### DATA RECORDS

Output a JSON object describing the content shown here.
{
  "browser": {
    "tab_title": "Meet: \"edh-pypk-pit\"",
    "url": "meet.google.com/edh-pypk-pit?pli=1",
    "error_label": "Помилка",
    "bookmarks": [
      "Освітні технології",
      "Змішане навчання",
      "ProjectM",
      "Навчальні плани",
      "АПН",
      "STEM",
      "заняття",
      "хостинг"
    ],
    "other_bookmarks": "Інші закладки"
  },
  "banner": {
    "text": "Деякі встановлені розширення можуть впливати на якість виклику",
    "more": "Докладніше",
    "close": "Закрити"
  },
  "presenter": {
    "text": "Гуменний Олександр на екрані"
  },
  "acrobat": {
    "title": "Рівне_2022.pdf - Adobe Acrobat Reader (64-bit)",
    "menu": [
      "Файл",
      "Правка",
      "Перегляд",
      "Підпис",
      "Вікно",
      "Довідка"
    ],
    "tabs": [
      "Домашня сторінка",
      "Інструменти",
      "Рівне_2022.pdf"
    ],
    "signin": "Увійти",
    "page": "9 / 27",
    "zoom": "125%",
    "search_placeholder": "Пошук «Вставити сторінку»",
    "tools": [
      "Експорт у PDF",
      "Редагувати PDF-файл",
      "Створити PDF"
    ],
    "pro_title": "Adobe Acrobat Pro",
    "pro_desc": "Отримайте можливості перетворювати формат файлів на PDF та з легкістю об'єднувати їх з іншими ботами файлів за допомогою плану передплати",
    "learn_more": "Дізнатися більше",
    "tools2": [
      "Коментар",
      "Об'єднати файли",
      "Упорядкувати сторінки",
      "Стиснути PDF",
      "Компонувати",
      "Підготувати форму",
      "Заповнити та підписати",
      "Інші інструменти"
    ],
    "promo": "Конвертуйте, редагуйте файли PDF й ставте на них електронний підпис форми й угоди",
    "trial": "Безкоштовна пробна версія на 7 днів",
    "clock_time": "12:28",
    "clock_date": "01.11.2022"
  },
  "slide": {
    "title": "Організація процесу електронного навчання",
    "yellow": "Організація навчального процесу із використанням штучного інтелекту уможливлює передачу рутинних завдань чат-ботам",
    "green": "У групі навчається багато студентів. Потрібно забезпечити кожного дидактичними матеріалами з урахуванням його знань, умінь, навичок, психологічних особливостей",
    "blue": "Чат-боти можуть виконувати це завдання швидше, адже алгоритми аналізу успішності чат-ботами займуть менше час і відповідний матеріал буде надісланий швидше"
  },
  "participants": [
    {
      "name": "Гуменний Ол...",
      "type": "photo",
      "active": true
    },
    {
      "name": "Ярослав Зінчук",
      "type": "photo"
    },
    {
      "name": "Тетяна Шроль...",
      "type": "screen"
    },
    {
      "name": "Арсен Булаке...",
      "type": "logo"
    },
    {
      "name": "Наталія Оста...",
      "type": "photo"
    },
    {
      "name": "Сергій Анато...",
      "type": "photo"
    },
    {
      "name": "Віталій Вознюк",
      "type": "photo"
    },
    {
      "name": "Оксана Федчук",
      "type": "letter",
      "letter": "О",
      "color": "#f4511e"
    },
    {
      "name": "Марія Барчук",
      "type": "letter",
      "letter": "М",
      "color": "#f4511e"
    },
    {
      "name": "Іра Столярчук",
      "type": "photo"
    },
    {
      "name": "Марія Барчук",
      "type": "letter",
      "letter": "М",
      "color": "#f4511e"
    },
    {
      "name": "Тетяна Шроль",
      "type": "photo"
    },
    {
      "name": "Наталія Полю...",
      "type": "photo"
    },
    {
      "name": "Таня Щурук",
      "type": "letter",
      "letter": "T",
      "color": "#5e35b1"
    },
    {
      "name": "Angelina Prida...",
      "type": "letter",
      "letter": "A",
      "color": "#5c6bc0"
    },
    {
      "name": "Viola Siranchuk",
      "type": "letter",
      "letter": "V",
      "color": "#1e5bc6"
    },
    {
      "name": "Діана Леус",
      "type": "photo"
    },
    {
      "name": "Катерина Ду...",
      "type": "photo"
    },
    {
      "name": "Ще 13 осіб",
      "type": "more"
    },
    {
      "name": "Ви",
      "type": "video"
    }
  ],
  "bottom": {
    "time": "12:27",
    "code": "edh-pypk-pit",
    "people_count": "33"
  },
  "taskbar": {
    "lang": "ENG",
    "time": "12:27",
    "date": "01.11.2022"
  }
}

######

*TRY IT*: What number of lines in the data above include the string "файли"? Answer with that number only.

*OUTPUT FOR THIS TASK*: 2